GEM can help you resolve your family law matter through Alternate Dispute Resolutions. Call us at 770-225-7000.
Benefits of Mediation
A mediation is a non-binding way to resolve a lawsuit or other legal matter. In a family law mediation, each party sits down with their lawyers and a neutral mediator chosen by the parties or assigned by the court. The goal of a mediation, of course, is to resolving the case before it goes to trial. Most divorces and other family law matters can be, and in fact are, resolved without going to court, and it has become common for courts to require a mediation before a case is tried.
In a mediation, the mediator serves as a neutral third party who is trained to help people resolve their issues. Most mediators are current or former lawyers or judges and have extensive experience in practicing law or adjudicating cases from the bench, which can give a most useful perspective to the parties. The mediator’s role is to facilitate communication between each party so they can each have their perspectives heard. It is rare in family law cases that a mediation is conducted in a “group” setting where both parties and their lawyers are in the same room putting forth their positions and opinions. Rather, each party and his or her counsel is in a separate room, called a “caucus”, and the mediator shuttles back and forth between the parties, hopefully narrowing the gap between them with each visit. Importantly, the mediator’s role, technically, is not to give his or her feedback or opinion about how he or she would view the ultimate result if the case were tried before a judge or a jury. Instead, mediators are trained to bring the parties together bit-by-bit by exchanging offers and whittling away the differences that separate them. Overall, mediation can be very beneficial in that parties are, in effect, given the opportunity to settle their own cases and find their own unique solution with assistance from their counsel and a neutral third party, rather than having a decision imposed on them by the court after a trial.

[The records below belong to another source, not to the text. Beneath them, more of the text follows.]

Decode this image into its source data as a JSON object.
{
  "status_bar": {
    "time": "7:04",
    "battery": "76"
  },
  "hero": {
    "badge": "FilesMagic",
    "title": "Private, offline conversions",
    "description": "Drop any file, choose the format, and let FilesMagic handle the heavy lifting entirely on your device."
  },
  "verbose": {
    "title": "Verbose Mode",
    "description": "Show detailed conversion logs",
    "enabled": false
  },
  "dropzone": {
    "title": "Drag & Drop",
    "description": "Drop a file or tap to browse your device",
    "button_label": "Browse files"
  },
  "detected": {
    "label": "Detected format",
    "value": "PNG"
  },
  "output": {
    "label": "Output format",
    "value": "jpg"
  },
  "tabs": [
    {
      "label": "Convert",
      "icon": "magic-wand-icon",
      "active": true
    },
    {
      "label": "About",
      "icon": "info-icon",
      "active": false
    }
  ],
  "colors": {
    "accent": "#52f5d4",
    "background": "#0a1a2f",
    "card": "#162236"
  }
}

In contrast to a mediation, where the parties only come to a resolution if they agree, an arbitration is binding. In essence, an arbitration is a private trial, and the parties and their lawyers prepare for an arbitration as if they were preparing for a trial in an open courtroom. For this reason, an arbitration should be viewed as a direct alternative to trying the case in a public forum. This is an excellent option for high-profile or high-net-worth individuals who may be in the public eye. The ability to resolve a case in a legally binding way behind closed doors can be a huge benefit, especially when publicity needs to be avoided.
How a Late Case Evaluation Can Help
A late case evaluation occurs towards the end of a case, shortly before it goes to trial when each party’s positions have been fully developed through discovery. It is very similar to a mediation, except that in a “late case” the neutral gives feedback to the parties and lawyers involved. He or she will tell the lawyers and the parties what he or she “thinks” rather than just shuttling back and forth between caucus rooms as is the case is a mediation. The “evaluator” is almost always another lawyer or a judge with extensive experience in family law, and because of this, each party is given the chance to hear the strengths and weaknesses of their cases from a neutral perspective. Therefore the goal of a late case evaluation, in addition to resolving the case, is really one of giving a needed “reality check” for the parties that can bring them to a settlement before embarking on an emotionally and financially expensive final trial before a judge or jury.
What is a Judicially-Hosted Settlement Conference?
A judicially-hosted settlement conference is an option that is similar to a mediation or a late case evaluation except that the neutral is a judge, and the conference is conducted through the court. Oftentimes the neutral in a judicially-hosted settlement conference is a senior judge who has seen hundreds or even thousands of cases while on the bench, which can be very helpful because it allows the parties to hear from someone with potentially decades of experience in actually trying family law cases. For this reason, judicially-hosted settlement conferences are especially useful for cases that have reached an impasse that the parties can not seem to break through.